Items from a data source:
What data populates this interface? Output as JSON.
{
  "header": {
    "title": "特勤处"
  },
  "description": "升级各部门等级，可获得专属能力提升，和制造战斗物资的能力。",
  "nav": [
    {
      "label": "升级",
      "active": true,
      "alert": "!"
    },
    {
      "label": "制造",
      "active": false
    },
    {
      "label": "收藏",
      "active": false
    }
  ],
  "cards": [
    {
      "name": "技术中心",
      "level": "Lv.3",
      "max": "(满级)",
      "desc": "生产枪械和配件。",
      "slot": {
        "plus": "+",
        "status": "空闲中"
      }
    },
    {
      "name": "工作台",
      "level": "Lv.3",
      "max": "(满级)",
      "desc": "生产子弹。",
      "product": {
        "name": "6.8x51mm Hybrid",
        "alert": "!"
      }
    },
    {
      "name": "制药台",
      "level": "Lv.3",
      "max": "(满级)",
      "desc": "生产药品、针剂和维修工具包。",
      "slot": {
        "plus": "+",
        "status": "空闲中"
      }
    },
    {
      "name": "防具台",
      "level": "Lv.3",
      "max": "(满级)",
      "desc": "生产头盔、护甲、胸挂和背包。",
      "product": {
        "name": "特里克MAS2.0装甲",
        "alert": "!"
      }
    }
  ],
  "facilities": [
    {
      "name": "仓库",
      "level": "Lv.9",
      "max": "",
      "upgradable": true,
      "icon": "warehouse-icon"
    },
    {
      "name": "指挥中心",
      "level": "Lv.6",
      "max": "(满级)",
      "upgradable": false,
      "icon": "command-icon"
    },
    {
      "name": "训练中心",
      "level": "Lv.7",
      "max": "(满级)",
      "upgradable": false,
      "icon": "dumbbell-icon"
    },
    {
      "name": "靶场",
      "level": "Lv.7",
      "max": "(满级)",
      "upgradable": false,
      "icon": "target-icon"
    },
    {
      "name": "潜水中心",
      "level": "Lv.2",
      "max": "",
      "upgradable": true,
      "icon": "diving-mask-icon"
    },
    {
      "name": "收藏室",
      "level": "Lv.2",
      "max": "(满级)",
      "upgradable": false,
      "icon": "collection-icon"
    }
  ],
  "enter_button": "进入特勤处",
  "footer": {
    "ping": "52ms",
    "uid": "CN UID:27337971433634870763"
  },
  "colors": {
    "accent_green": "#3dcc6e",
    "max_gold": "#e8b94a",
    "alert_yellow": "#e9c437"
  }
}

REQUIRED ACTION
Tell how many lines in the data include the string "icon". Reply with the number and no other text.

RESPONSE FOR THIS EXERCISE
6